● Assignment
Please return every line of the records below that holds the word "placeholder".

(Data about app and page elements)
────────────────────

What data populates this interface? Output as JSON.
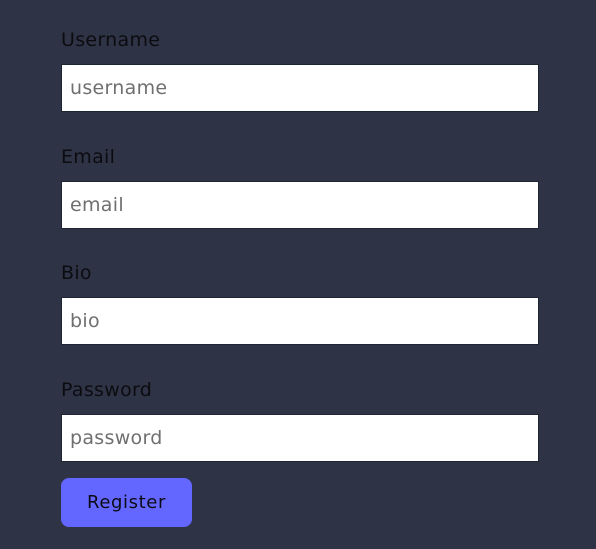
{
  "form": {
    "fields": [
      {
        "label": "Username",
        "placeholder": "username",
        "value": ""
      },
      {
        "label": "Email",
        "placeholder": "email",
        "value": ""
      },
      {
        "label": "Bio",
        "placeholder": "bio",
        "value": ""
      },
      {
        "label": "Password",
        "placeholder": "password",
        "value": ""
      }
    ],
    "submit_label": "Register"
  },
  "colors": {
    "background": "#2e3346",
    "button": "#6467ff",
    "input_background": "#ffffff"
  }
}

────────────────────

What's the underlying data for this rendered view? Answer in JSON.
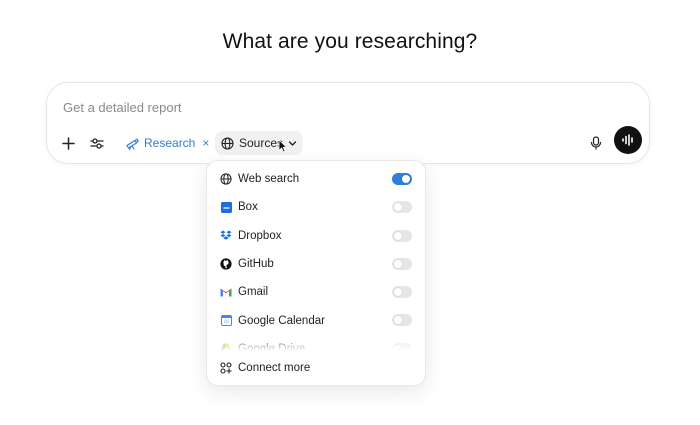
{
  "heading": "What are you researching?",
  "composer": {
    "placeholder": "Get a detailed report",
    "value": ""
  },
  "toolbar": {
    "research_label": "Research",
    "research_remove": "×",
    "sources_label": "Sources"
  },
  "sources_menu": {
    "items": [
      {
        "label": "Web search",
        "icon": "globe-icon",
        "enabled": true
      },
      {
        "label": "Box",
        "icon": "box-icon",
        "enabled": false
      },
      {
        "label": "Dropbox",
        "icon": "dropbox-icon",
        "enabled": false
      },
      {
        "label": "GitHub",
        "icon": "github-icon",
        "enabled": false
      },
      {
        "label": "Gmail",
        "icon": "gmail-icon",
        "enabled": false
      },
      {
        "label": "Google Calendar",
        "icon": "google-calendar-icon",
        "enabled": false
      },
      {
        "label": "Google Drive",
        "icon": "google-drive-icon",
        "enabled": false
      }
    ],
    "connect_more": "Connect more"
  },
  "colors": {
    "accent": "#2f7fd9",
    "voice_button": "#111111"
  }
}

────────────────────

● Result for this task
        "placeholder": "username",
        "placeholder": "email",
        "placeholder": "bio",
        "placeholder": "password",
    "placeholder": "Get a detailed report",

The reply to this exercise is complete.